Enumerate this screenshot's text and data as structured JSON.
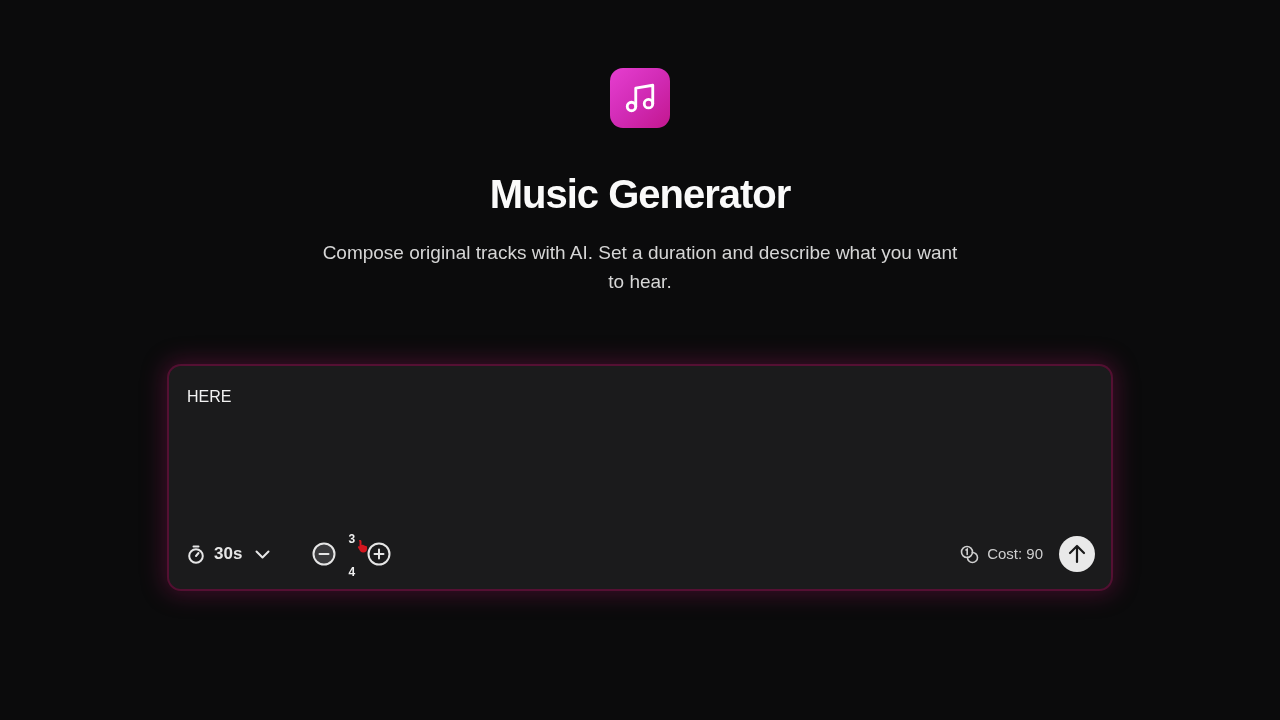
{
  "header": {
    "title": "Music Generator",
    "subtitle": "Compose original tracks with AI. Set a duration and describe what you want to hear."
  },
  "composer": {
    "prompt": {
      "value": "HERE"
    },
    "duration": {
      "value": "30s"
    },
    "count": {
      "outgoing": "3",
      "incoming": "4"
    },
    "cost": "Cost: 90"
  }
}
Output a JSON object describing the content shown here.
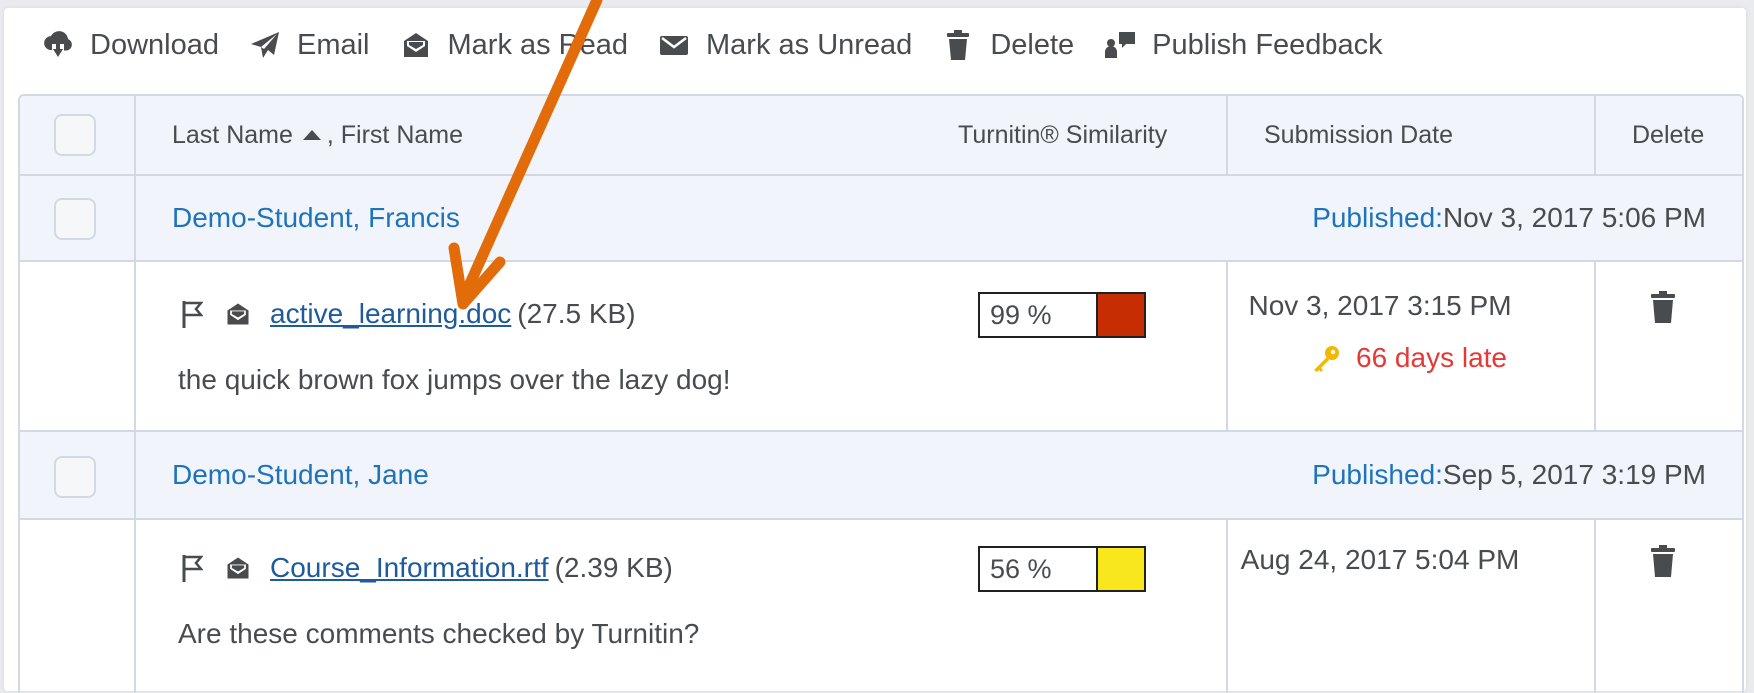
{
  "toolbar": {
    "download_label": "Download",
    "email_label": "Email",
    "mark_read_label": "Mark as Read",
    "mark_unread_label": "Mark as Unread",
    "delete_label": "Delete",
    "publish_feedback_label": "Publish Feedback"
  },
  "table": {
    "col_name": "Last Name",
    "col_name_sort_icon": "sort-up-triangle",
    "col_name_first": ", First Name",
    "col_similarity": "Turnitin® Similarity",
    "col_submission_date": "Submission Date",
    "col_delete": "Delete"
  },
  "students": [
    {
      "name": "Demo-Student, Francis",
      "published_label": "Published:",
      "published_date": "Nov 3, 2017 5:06 PM",
      "file_name": "active_learning.doc",
      "file_size": "(27.5 KB)",
      "comment": "the quick brown fox jumps over the lazy dog!",
      "similarity": "99 %",
      "similarity_color": "#c62d03",
      "submission_date": "Nov 3, 2017 3:15 PM",
      "late_text": "66 days late"
    },
    {
      "name": "Demo-Student, Jane",
      "published_label": "Published:",
      "published_date": "Sep 5, 2017 3:19 PM",
      "file_name": "Course_Information.rtf",
      "file_size": "(2.39 KB)",
      "comment": "Are these comments checked by Turnitin?",
      "similarity": "56 %",
      "similarity_color": "#f8e71c",
      "submission_date": "Aug 24, 2017 5:04 PM"
    }
  ],
  "colors": {
    "link": "#1e74bb",
    "late": "#e53935",
    "annotation_arrow": "#e36c0a"
  },
  "icons": {
    "download": "cloud-download-icon",
    "email": "paper-plane-icon",
    "mark_read": "envelope-open-icon",
    "mark_unread": "envelope-icon",
    "delete": "trash-icon",
    "publish_feedback": "publish-feedback-icon",
    "flag": "flag-icon",
    "read_status": "read-envelope-icon",
    "late": "key-icon"
  }
}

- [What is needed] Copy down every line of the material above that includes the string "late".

- [Task solution]
      "late_text": "66 days late"
    "late": "#e53935",
    "late": "key-icon"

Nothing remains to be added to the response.